FULLERTON-BATTEN: That surprised me. I think what she meant—she wanted to make that very clear in the interview—is that she never takes her clothes off and a man cannot touch her. She is in total control. She's there to please the man, but in a very different way than, for example, than just giving him the blowjob. She'll do odd things to him like mummification. Some of them are quite taunting in a way, and there are so many different options. Like she'll tug at their nipples, and for them it might be sexual but for her it might not be. So I can see where she's coming from but I still think it is sexual. I guess the other thing that surprised me were the sex slaves as a lifestyle. They were getting paid, in fact, when they were going off doing porn shoots, then they were coming back and giving all their income to their dominatrix. Their dominatrix had complete control over everything they did: when they ate, when they slept, where they slept, where they ate. I found that really unusual. [Then] Veronica does this act, where she hangs herself from her hair and does a striptease. I found that quite incredible; her whole weight is being held from her hair. She can only be up for a very short time. What I found, not amazing, but interesting, was a lot of these women are very educated. Many of them have done degrees, they come from good backgrounds, they're well spoken, but they've chosen to express themselves with their sexuality, and they've taken it further than many other women choose to do. They are proud of what they do. One question I did ask was, "Do you tell people what you do when you first meet them? At a dinner party, do you just go ‘I'm a porn star'?" Some will say they're an actress, but they're not uncomfortable with what they do.
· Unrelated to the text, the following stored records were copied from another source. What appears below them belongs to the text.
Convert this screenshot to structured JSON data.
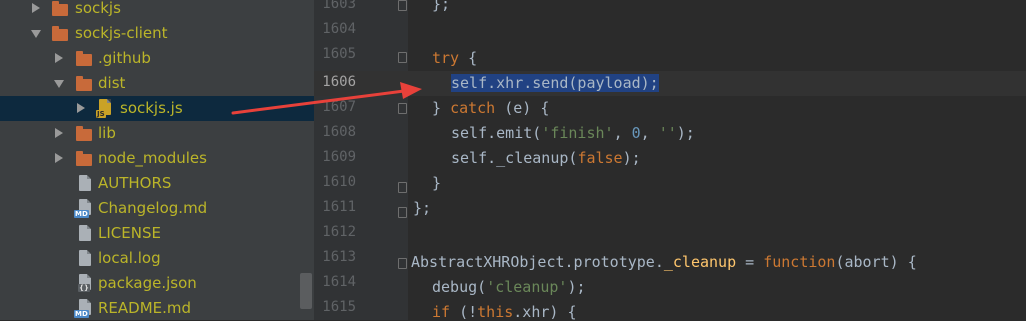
{
  "project_tree": {
    "items": [
      {
        "label": "sockjs",
        "kind": "folder",
        "depth": 1,
        "expanded": false
      },
      {
        "label": "sockjs-client",
        "kind": "folder",
        "depth": 1,
        "expanded": true
      },
      {
        "label": ".github",
        "kind": "folder",
        "depth": 2,
        "expanded": false
      },
      {
        "label": "dist",
        "kind": "folder",
        "depth": 2,
        "expanded": true
      },
      {
        "label": "sockjs.js",
        "kind": "file-js",
        "depth": 3,
        "selected": true
      },
      {
        "label": "lib",
        "kind": "folder",
        "depth": 2,
        "expanded": false
      },
      {
        "label": "node_modules",
        "kind": "folder",
        "depth": 2,
        "expanded": false
      },
      {
        "label": "AUTHORS",
        "kind": "file",
        "depth": 2
      },
      {
        "label": "Changelog.md",
        "kind": "file-md",
        "depth": 2
      },
      {
        "label": "LICENSE",
        "kind": "file",
        "depth": 2
      },
      {
        "label": "local.log",
        "kind": "file",
        "depth": 2
      },
      {
        "label": "package.json",
        "kind": "file-json",
        "depth": 2
      },
      {
        "label": "README.md",
        "kind": "file-md",
        "depth": 2
      }
    ],
    "badges": {
      "js": "JS",
      "md": "MD",
      "json": "{}"
    }
  },
  "editor": {
    "current_line": "1606",
    "lines": [
      {
        "no": "1603",
        "code": "};"
      },
      {
        "no": "1604",
        "code": ""
      },
      {
        "no": "1605",
        "code": "try {"
      },
      {
        "no": "1606",
        "code": "self.xhr.send(payload);"
      },
      {
        "no": "1607",
        "code": "} catch (e) {"
      },
      {
        "no": "1608",
        "code": "self.emit('finish', 0, '');"
      },
      {
        "no": "1609",
        "code": "self._cleanup(false);"
      },
      {
        "no": "1610",
        "code": "}"
      },
      {
        "no": "1611",
        "code": "};"
      },
      {
        "no": "1612",
        "code": ""
      },
      {
        "no": "1613",
        "code": "AbstractXHRObject.prototype._cleanup = function(abort) {"
      },
      {
        "no": "1614",
        "code": "debug('cleanup');"
      },
      {
        "no": "1615",
        "code": "if (!this.xhr) {"
      }
    ]
  },
  "colors": {
    "tree_background": "#3c3f41",
    "tree_text": "#bbb529",
    "selection_row": "#0d293e",
    "editor_background": "#2b2b2b",
    "keyword": "#cc7832",
    "string": "#6a8759",
    "function": "#ffc66d",
    "selection_text": "#214283",
    "annotation_arrow": "#e8413a"
  }
}
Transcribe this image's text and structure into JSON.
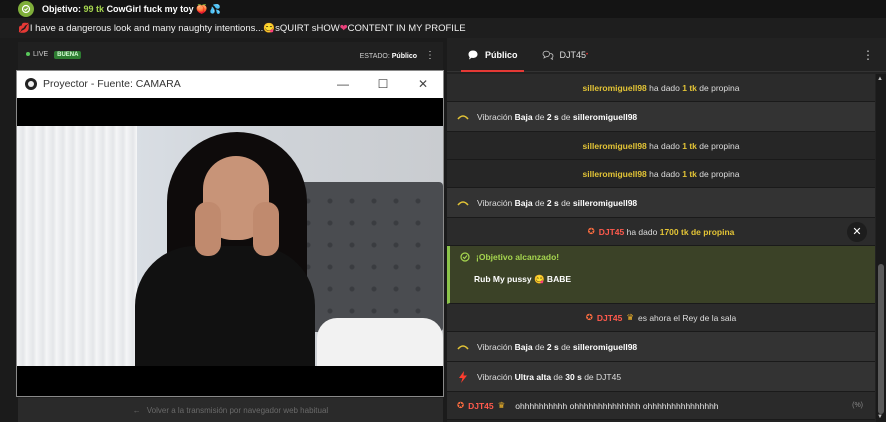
{
  "goal_bar": {
    "prefix": "Objetivo:",
    "tk": "99 tk",
    "text": "CowGirl fuck my toy 🍑 💦"
  },
  "subject": {
    "pre_emoji": "💋",
    "text_1": "I have a dangerous look and many naughty intentions...",
    "emoji": "😋",
    "text_2": " sQUIRT sHOW",
    "heart": "❤",
    "text_3": " CONTENT IN MY PROFILE"
  },
  "stream_header": {
    "live_label": "LIVE",
    "quality_badge": "BUENA",
    "estado_label": "ESTADO:",
    "estado_value": "Público",
    "menu_icon": "⋮"
  },
  "projector": {
    "title": "Proyector - Fuente: CAMARA",
    "minimize": "—",
    "maximize": "☐",
    "close": "✕"
  },
  "back_bar": {
    "arrow": "←",
    "text": "Volver a la transmisión por navegador web habitual"
  },
  "chat": {
    "tabs": [
      {
        "label": "Público",
        "icon": "chat-bubble-icon"
      },
      {
        "label": "DJT45",
        "icon": "private-chat-icon",
        "sup": "•"
      }
    ],
    "menu_icon": "⋮",
    "messages": [
      {
        "type": "tip",
        "user": "silleromiguell98",
        "mid": "ha dado",
        "amount": "1 tk",
        "end": "de propina"
      },
      {
        "type": "vib",
        "pre": "Vibración",
        "level": "Baja",
        "de": "de",
        "secs": "2 s",
        "de2": "de",
        "user": "silleromiguell98"
      },
      {
        "type": "tip",
        "user": "silleromiguell98",
        "mid": "ha dado",
        "amount": "1 tk",
        "end": "de propina"
      },
      {
        "type": "tip",
        "user": "silleromiguell98",
        "mid": "ha dado",
        "amount": "1 tk",
        "end": "de propina"
      },
      {
        "type": "vib",
        "pre": "Vibración",
        "level": "Baja",
        "de": "de",
        "secs": "2 s",
        "de2": "de",
        "user": "silleromiguell98"
      },
      {
        "type": "tip_red",
        "user": "DJT45",
        "mid": "ha dado",
        "amount": "1700 tk",
        "end": "de propina",
        "close": "✕"
      },
      {
        "type": "goal",
        "title": "¡Objetivo alcanzado!",
        "text": "Rub My pussy 😋 BABE"
      },
      {
        "type": "king",
        "user": "DJT45",
        "text": "es ahora el Rey de la sala"
      },
      {
        "type": "vib",
        "pre": "Vibración",
        "level": "Baja",
        "de": "de",
        "secs": "2 s",
        "de2": "de",
        "user": "silleromiguell98"
      },
      {
        "type": "vib_ultra",
        "pre": "Vibración",
        "level": "Ultra alta",
        "de": "de",
        "secs": "30 s",
        "de2": "de",
        "user": "DJT45"
      },
      {
        "type": "chat",
        "user": "DJT45",
        "text": "ohhhhhhhhhh ohhhhhhhhhhhhhh ohhhhhhhhhhhhhhh",
        "flag": "(%)"
      }
    ]
  },
  "colors": {
    "accent_red": "#e53935",
    "tip_yellow": "#e3c436",
    "goal_green": "#a6d64f"
  }
}
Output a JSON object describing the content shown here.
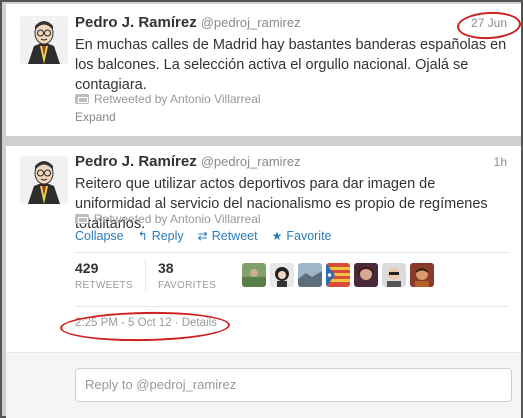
{
  "tweet1": {
    "name": "Pedro J. Ramírez",
    "handle": "@pedroj_ramirez",
    "time": "27 Jun",
    "text": "En muchas calles de Madrid hay bastantes banderas españolas en los balcones. La selección activa el orgullo nacional. Ojalá se contagiara.",
    "retweeted_by": "Retweeted by Antonio Villarreal",
    "expand_label": "Expand"
  },
  "tweet2": {
    "name": "Pedro J. Ramírez",
    "handle": "@pedroj_ramirez",
    "time": "1h",
    "text": "Reitero que utilizar actos deportivos para dar imagen de uniformidad al servicio del nacionalismo es propio de regímenes totalitarios.",
    "retweeted_by": "Retweeted by Antonio Villarreal",
    "actions": {
      "collapse": "Collapse",
      "reply": "Reply",
      "retweet": "Retweet",
      "favorite": "Favorite"
    },
    "stats": {
      "retweets_count": "429",
      "retweets_label": "RETWEETS",
      "favorites_count": "38",
      "favorites_label": "FAVORITES"
    },
    "timestamp": "2:25 PM - 5 Oct 12 · Details"
  },
  "reply": {
    "placeholder": "Reply to @pedroj_ramirez"
  },
  "colors": {
    "link": "#2b7bb9",
    "highlight_oval": "#cf1f1f"
  },
  "icons": {
    "retweet": "retweet-icon",
    "reply": "reply-arrow-icon",
    "favorite": "star-icon"
  }
}
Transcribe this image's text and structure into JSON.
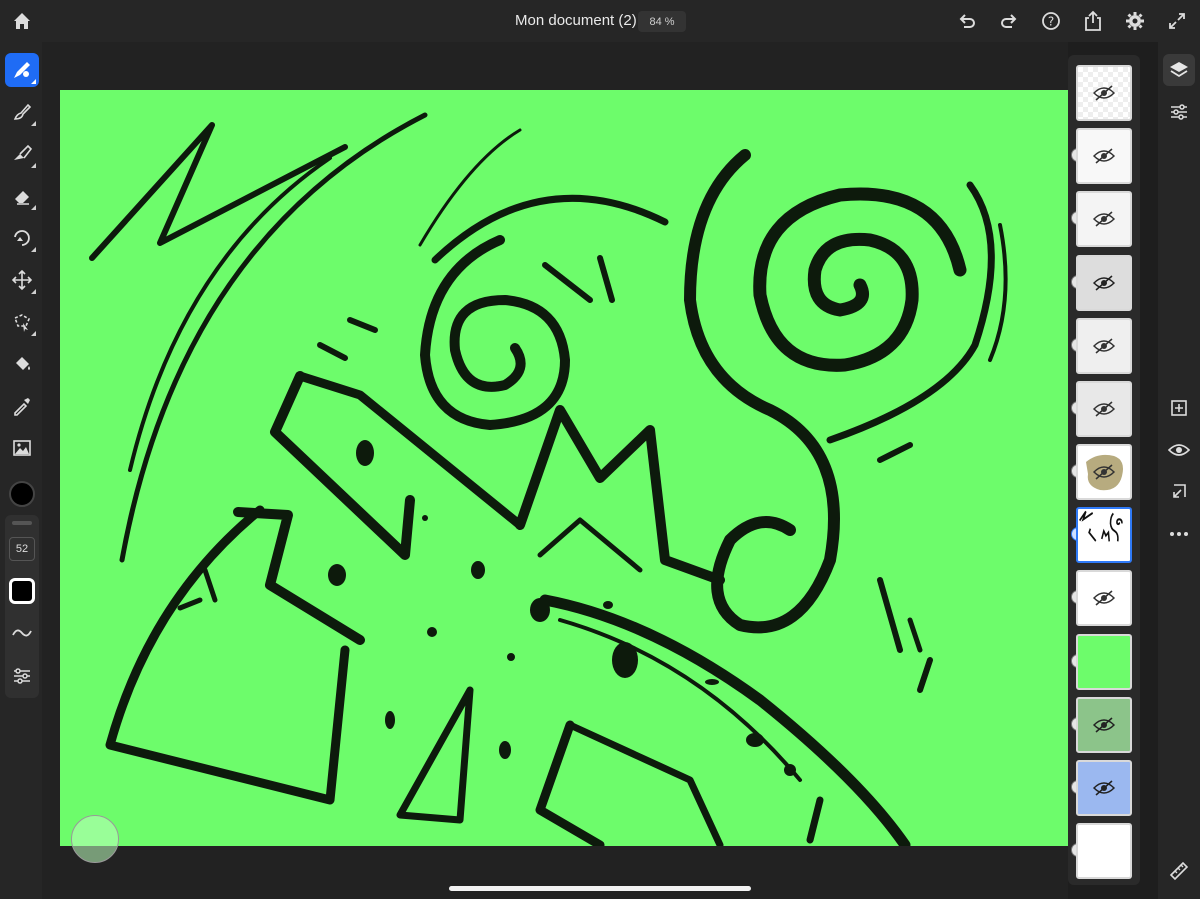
{
  "header": {
    "document_title": "Mon document (2)",
    "zoom_level": "84 %"
  },
  "toolbar": {
    "brush_size": "52",
    "current_color": "#000000"
  },
  "canvas": {
    "background_color": "#6dfc6b"
  },
  "layers": {
    "count": 13,
    "selected_index": 7
  },
  "colors": {
    "accent": "#1f6cf5",
    "chrome": "#262626"
  }
}
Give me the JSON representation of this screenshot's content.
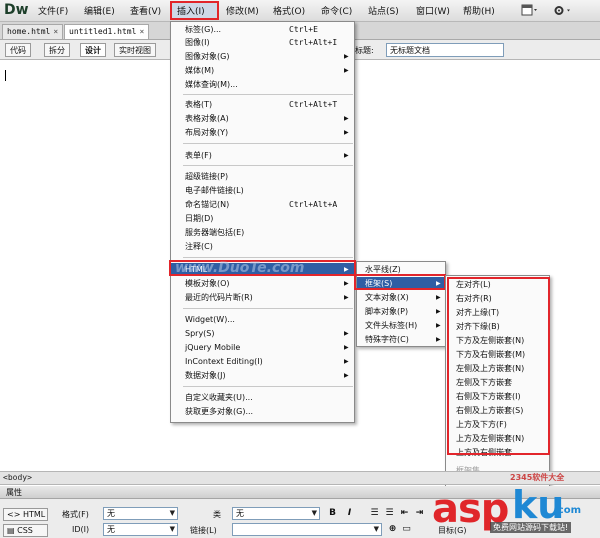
{
  "app": {
    "logo": "Dw"
  },
  "menubar": {
    "items": [
      {
        "label": "文件(F)"
      },
      {
        "label": "编辑(E)"
      },
      {
        "label": "查看(V)"
      },
      {
        "label": "插入(I)"
      },
      {
        "label": "修改(M)"
      },
      {
        "label": "格式(O)"
      },
      {
        "label": "命令(C)"
      },
      {
        "label": "站点(S)"
      },
      {
        "label": "窗口(W)"
      },
      {
        "label": "帮助(H)"
      }
    ],
    "active": "插入(I)"
  },
  "tabs": [
    {
      "label": "home.html",
      "close": "×"
    },
    {
      "label": "untitled1.html",
      "close": "×"
    }
  ],
  "toolbar": {
    "buttons": [
      "代码",
      "拆分",
      "设计",
      "实时视图"
    ],
    "title_label": "标题:",
    "title_value": "无标题文档"
  },
  "insert_menu": {
    "items": [
      {
        "label": "标签(G)...",
        "shortcut": "Ctrl+E"
      },
      {
        "label": "图像(I)",
        "shortcut": "Ctrl+Alt+I"
      },
      {
        "label": "图像对象(G)",
        "submenu": "▶"
      },
      {
        "label": "媒体(M)",
        "submenu": "▶"
      },
      {
        "label": "媒体查询(M)..."
      },
      {
        "label": "表格(T)",
        "shortcut": "Ctrl+Alt+T"
      },
      {
        "label": "表格对象(A)",
        "submenu": "▶"
      },
      {
        "label": "布局对象(Y)",
        "submenu": "▶"
      },
      {
        "label": "表单(F)",
        "submenu": "▶"
      },
      {
        "label": "超级链接(P)"
      },
      {
        "label": "电子邮件链接(L)"
      },
      {
        "label": "命名锚记(N)",
        "shortcut": "Ctrl+Alt+A"
      },
      {
        "label": "日期(D)"
      },
      {
        "label": "服务器端包括(E)"
      },
      {
        "label": "注释(C)"
      },
      {
        "label": "HTML",
        "submenu": "▶"
      },
      {
        "label": "模板对象(O)",
        "submenu": "▶"
      },
      {
        "label": "最近的代码片断(R)",
        "submenu": "▶"
      },
      {
        "label": "Widget(W)..."
      },
      {
        "label": "Spry(S)",
        "submenu": "▶"
      },
      {
        "label": "jQuery Mobile",
        "submenu": "▶"
      },
      {
        "label": "InContext Editing(I)",
        "submenu": "▶"
      },
      {
        "label": "数据对象(J)",
        "submenu": "▶"
      },
      {
        "label": "自定义收藏夹(U)..."
      },
      {
        "label": "获取更多对象(G)..."
      }
    ]
  },
  "html_submenu": {
    "items": [
      {
        "label": "水平线(Z)"
      },
      {
        "label": "框架(S)",
        "submenu": "▶"
      },
      {
        "label": "文本对象(X)",
        "submenu": "▶"
      },
      {
        "label": "脚本对象(P)",
        "submenu": "▶"
      },
      {
        "label": "文件头标签(H)",
        "submenu": "▶"
      },
      {
        "label": "特殊字符(C)",
        "submenu": "▶"
      }
    ]
  },
  "frames_submenu": {
    "items": [
      {
        "label": "左对齐(L)"
      },
      {
        "label": "右对齐(R)"
      },
      {
        "label": "对齐上缘(T)"
      },
      {
        "label": "对齐下缘(B)"
      },
      {
        "label": "下方及左侧嵌套(N)"
      },
      {
        "label": "下方及右侧嵌套(M)"
      },
      {
        "label": "左侧及上方嵌套(N)"
      },
      {
        "label": "左侧及下方嵌套"
      },
      {
        "label": "右侧及下方嵌套(I)"
      },
      {
        "label": "右侧及上方嵌套(S)"
      },
      {
        "label": "上方及下方(F)"
      },
      {
        "label": "上方及左侧嵌套(N)"
      },
      {
        "label": "上方及右侧嵌套"
      }
    ],
    "extra": [
      "框架集",
      "框架"
    ]
  },
  "statusbar": {
    "tag": "<body>"
  },
  "properties": {
    "title": "属性",
    "html_button": "HTML",
    "css_button": "CSS",
    "format_label": "格式(F)",
    "format_value": "无",
    "class_label": "类",
    "class_value": "无",
    "id_label": "ID(I)",
    "id_value": "无",
    "link_label": "链接(L)",
    "target_label": "目标(G)",
    "bold": "B",
    "italic": "I"
  },
  "watermarks": {
    "center": "www.DuoTe.com",
    "brand_asp": "asp",
    "brand_ku": "ku",
    "brand_cn": ".com",
    "brand_sub": "免费网站源码下载站!",
    "site2345": "2345软件大全"
  },
  "colors": {
    "highlight": "#2f5ea4",
    "annotation": "#e2252b"
  }
}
BROWN: On your website, the first fine art shoot is "Teenage Stories." Did you do any series before "Teenage Stories"?
FULLERTON-BATTEN: "Teenage Stories" was the first proper project. Before that I was photographing teenagers doing various things, but it wasn't a coherent project. I was shooting commercial work and I was getting frustrated with the advertising work that was coming in. The client would often say they wanted my style but then they were restricting me so much. I felt I needed to do something for myself. I shot the project, put it in my portfolio, and started entering competitions. That project got into quite a big competition, the [Fondation] HSBC [pour la Photographie] Award.
BROWN: Which you won.
FULLERTON-BATTEN: I won it, yeah. Through that, I got a book published, and I was in five or six different galleries, including Phillips De Pury in New York and some other galleries in Europe. For a whole year we travelled around and had different shows, it was amazing. It took a while, but people started recognizing me more as an art photographer.
BROWN: In terms of milestones, winning the HSBC Award was obviously the beginning, but did getting commissioned by the National Portrait Gallery feel like another milestone? Or was there something else in particular that seemed like a really significant moment?
FULLERTON-BATTEN: I think it was more when joining a gallery. I was represented first by Eric Franck in London. It's very hard to get with a gallery; galleries feel they want to approach you but you can't approach them. Once you're with one gallery, that gallery starts taking your work to art fairs and all the other galleries and collectors start seeing your work. The fact that collectors were buying my work, my prints as limited edition art prints, was quite amazing. I had quite a big show at Fotografiska in Stockholm and the other photographer they were showing was Elliot Erwitt. They were showing a huge variation of my work, it was a big opening night, and I also had to give a talk. I've done that before, but this was different because it wasn't just a gallery, it's actually a very modern museum. That for me was quite a big milestone, to have had my work shown there.